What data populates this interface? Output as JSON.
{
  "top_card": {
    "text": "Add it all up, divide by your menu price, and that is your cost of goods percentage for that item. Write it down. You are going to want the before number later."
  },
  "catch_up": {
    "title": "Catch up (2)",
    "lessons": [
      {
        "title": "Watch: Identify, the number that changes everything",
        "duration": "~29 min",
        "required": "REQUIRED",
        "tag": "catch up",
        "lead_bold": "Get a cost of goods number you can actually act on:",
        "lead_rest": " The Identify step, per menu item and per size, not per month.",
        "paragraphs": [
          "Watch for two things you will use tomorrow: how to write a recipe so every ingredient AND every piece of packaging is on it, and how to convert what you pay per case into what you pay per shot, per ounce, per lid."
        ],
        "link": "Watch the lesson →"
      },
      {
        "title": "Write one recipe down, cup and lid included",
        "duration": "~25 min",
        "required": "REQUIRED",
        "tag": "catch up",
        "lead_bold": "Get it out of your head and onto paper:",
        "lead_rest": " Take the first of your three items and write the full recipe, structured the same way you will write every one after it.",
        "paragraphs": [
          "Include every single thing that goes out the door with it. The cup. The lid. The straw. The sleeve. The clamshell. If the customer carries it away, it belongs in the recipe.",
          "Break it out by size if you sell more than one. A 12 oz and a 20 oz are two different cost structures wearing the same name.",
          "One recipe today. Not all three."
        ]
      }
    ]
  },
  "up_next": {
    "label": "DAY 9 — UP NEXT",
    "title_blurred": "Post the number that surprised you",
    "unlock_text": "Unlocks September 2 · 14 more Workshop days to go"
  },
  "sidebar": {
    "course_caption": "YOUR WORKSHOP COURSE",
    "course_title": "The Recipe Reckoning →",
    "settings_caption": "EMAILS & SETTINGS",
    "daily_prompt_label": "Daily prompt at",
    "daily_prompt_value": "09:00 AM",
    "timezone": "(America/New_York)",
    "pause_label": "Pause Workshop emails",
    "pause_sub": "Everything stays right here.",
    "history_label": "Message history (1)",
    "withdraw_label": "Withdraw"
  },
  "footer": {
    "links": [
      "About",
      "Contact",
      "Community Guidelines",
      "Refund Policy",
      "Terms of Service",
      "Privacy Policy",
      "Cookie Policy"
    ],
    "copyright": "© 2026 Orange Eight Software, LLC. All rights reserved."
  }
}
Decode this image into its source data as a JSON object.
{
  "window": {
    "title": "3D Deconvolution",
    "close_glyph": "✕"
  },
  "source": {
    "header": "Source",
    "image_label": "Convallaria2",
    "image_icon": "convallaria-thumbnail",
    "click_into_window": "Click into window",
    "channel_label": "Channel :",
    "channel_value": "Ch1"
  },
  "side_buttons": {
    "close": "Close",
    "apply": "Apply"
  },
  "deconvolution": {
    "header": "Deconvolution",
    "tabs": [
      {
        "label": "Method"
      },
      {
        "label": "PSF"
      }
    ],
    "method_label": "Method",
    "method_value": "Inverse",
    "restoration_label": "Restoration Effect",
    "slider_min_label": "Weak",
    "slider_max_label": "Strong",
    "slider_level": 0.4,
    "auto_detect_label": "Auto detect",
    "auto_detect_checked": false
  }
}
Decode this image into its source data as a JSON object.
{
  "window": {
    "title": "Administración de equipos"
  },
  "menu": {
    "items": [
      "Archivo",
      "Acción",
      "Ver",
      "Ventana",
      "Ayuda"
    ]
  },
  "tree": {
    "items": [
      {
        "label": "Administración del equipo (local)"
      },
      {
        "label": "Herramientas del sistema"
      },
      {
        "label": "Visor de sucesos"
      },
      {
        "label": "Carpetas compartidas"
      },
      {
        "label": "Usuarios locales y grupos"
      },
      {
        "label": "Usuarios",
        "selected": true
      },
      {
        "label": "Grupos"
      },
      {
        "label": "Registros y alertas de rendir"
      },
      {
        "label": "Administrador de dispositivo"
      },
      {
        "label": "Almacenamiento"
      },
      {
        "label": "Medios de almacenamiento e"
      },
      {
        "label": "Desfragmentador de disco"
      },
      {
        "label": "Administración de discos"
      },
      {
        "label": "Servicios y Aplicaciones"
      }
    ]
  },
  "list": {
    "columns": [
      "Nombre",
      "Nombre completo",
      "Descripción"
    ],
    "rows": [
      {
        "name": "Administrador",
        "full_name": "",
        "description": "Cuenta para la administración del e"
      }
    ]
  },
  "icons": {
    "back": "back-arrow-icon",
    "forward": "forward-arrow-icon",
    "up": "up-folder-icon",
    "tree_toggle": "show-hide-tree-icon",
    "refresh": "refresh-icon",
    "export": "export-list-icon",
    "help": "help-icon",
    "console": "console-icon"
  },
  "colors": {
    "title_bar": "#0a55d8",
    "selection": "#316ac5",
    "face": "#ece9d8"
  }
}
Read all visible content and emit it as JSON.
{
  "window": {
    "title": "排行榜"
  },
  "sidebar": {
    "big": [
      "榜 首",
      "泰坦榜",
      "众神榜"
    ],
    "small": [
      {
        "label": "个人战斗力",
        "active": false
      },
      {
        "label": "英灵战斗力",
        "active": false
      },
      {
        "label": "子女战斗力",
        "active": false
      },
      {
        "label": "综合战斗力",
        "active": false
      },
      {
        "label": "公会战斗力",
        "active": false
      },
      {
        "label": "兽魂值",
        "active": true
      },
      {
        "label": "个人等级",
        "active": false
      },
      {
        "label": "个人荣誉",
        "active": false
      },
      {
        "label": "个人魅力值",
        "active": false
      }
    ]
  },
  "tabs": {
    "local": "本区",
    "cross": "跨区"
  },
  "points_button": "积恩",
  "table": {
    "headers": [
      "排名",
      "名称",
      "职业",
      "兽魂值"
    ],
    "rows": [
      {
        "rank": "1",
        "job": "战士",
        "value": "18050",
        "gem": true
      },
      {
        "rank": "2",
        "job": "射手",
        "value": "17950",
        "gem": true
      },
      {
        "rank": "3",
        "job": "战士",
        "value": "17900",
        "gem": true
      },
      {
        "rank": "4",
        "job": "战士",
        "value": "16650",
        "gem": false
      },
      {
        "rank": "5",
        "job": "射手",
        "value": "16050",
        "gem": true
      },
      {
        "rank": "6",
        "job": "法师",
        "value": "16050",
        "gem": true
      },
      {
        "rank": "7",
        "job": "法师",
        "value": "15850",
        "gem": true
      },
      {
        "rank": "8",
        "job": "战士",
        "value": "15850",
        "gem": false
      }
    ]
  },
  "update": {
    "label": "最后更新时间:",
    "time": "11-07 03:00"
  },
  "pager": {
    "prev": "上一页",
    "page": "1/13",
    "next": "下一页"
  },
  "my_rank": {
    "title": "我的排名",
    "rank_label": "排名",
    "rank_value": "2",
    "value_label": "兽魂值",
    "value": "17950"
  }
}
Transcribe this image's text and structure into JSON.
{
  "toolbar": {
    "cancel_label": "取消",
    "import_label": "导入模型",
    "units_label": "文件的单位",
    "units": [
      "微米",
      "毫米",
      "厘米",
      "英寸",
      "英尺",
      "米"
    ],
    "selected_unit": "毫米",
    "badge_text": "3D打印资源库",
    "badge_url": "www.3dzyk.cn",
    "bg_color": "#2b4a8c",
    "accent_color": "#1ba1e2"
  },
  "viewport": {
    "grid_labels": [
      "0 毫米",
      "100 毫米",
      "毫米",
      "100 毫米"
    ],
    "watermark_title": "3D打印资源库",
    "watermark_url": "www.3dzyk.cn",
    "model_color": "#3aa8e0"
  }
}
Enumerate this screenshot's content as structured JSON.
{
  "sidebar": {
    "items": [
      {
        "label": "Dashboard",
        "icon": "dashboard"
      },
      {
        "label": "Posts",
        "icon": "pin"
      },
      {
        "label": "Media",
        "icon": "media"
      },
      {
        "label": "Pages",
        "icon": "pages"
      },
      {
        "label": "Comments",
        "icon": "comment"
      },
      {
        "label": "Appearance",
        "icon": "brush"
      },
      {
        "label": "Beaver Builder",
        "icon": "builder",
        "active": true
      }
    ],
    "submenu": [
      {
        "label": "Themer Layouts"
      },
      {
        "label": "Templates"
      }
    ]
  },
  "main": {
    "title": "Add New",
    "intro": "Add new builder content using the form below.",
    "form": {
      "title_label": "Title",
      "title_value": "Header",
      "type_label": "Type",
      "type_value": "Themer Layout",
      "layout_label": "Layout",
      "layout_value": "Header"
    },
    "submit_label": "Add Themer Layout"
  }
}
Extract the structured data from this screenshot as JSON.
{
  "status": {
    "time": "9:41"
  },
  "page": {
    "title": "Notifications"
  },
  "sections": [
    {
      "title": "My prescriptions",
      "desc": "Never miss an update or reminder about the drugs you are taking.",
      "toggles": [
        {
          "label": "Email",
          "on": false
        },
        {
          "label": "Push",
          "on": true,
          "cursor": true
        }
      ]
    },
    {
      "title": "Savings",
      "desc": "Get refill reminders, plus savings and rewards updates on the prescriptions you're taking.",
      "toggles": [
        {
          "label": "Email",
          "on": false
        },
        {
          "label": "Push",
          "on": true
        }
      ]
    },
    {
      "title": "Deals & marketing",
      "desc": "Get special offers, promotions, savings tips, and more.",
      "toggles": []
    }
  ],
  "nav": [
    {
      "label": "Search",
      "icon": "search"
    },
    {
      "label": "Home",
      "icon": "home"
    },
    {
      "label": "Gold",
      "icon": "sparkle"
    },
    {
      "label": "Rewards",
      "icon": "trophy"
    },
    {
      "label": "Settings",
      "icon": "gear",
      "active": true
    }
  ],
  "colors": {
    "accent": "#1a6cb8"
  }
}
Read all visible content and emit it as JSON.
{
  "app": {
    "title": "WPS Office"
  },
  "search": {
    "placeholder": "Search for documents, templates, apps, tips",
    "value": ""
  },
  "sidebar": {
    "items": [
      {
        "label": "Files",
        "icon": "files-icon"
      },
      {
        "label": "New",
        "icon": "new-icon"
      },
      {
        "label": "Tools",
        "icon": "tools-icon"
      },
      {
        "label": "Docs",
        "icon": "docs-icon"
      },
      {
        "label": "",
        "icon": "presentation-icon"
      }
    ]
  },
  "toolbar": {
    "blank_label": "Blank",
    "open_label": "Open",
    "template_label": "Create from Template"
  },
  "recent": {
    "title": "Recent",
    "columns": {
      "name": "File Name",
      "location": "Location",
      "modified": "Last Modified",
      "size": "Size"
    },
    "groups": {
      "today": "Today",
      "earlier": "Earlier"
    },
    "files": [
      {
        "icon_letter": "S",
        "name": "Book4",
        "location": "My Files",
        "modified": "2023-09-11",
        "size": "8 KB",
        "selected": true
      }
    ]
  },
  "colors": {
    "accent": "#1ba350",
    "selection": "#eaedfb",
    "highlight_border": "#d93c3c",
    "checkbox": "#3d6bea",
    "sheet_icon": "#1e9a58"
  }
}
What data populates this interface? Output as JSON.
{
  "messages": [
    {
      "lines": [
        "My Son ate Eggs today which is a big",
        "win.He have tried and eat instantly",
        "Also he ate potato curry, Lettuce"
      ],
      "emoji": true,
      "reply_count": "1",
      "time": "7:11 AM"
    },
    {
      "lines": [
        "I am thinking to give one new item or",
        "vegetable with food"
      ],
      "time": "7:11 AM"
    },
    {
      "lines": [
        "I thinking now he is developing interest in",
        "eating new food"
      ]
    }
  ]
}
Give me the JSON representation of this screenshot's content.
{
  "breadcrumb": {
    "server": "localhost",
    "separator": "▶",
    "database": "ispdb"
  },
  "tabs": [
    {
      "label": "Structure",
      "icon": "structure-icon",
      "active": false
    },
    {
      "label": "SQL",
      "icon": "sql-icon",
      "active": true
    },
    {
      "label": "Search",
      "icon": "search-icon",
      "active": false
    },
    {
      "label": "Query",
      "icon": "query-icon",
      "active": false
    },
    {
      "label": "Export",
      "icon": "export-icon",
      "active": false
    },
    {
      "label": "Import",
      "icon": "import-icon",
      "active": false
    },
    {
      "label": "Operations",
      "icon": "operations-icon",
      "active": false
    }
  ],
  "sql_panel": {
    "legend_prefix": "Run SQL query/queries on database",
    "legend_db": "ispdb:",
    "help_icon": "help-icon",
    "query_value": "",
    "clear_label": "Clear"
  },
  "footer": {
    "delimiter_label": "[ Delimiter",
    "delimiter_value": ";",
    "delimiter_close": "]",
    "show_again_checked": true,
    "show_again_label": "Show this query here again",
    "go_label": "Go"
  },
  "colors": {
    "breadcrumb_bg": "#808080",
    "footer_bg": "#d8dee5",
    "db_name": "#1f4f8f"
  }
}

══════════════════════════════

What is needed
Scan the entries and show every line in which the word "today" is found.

Response to the task
          "One recipe today. Not all three."
      "today": "Today",
        "My Son ate Eggs today which is a big",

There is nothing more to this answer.